How strong would have to be nuclear explosion on exo-planet that orbits some other star for it to be detectable outside of that system.
Or it would be impossible due to amount of radiation coming from that star?
Could the angle at which radiation would go out of that system be indicator, or light interference would make it impossible?
Update: Atmospheric nuclear explosions produce a unique signature, often called a "double-humped curve": a short and intense flash lasting around 1 millisecond, followed by a second much more prolonged and less intense emission of light taking a fraction of a second to several seconds to build up. The effect occurs because the surface of the early fireball is quickly overtaken by the expanding atmospheric shock wave composed of ionised gas. Although it emits a considerable amount of light itself it is opaque and prevents the far brighter fireball from shining through. As the shock wave expands, it cools down becoming more transparent allowing the much hotter and brighter fireball to become visible again.

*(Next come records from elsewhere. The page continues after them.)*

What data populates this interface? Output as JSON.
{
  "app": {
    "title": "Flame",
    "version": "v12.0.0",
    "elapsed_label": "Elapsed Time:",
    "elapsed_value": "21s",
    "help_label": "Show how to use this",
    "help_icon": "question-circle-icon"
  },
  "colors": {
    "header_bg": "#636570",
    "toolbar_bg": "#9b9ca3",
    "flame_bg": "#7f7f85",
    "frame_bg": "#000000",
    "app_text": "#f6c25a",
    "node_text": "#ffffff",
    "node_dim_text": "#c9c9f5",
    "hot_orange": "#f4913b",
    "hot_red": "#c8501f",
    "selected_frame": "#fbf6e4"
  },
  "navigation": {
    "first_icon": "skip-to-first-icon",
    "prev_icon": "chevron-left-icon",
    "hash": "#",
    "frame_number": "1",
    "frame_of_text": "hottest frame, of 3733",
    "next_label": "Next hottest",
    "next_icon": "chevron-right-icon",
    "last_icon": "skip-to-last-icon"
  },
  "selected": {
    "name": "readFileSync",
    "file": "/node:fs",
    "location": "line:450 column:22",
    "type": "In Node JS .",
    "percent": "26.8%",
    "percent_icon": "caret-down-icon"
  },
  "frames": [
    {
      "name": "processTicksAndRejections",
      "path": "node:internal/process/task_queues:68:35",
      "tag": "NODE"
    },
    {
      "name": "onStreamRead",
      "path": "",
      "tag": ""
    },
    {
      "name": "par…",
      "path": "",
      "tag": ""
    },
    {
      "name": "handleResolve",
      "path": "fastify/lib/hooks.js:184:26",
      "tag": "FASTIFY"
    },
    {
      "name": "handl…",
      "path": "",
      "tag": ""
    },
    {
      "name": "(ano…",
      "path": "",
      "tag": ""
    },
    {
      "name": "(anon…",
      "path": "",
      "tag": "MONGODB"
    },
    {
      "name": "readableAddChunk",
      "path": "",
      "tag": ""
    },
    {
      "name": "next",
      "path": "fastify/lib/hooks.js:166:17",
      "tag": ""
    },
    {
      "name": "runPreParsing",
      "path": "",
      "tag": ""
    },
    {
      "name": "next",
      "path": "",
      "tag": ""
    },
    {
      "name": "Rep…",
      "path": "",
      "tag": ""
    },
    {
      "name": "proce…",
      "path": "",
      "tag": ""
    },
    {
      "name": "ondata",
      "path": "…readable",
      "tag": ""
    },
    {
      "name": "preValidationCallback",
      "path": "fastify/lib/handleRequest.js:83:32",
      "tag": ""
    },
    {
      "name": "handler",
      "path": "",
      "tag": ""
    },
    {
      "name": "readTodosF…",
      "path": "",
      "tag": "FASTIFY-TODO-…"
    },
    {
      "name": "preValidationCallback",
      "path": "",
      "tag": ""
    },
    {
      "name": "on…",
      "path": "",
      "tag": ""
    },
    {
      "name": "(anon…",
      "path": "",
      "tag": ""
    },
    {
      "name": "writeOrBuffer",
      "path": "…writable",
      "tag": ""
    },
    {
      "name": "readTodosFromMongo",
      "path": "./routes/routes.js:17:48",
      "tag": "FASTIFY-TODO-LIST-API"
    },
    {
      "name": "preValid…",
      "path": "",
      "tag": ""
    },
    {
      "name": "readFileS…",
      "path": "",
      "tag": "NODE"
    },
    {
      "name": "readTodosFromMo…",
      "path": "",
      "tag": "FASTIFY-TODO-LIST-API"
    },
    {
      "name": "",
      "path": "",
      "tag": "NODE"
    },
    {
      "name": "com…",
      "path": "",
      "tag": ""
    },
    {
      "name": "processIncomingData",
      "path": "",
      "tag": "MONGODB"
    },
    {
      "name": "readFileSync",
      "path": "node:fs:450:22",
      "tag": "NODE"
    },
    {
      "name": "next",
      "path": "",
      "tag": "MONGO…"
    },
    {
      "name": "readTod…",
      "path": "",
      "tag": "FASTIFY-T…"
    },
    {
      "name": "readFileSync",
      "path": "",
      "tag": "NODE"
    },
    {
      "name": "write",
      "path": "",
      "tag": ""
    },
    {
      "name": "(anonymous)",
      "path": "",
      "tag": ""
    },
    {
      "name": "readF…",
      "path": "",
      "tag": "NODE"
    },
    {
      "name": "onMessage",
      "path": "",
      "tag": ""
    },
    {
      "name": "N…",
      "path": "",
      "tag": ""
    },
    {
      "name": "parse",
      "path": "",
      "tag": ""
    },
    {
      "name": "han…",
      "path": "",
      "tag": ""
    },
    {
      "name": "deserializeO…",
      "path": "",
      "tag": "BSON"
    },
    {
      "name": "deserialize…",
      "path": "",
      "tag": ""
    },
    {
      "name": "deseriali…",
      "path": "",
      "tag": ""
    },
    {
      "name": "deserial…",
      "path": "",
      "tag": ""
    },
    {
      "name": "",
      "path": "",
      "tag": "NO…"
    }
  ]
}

Could this be used to identify or "double-humped curve" would be of no help in space due to radio pollution, of many double humped curves produced by stars?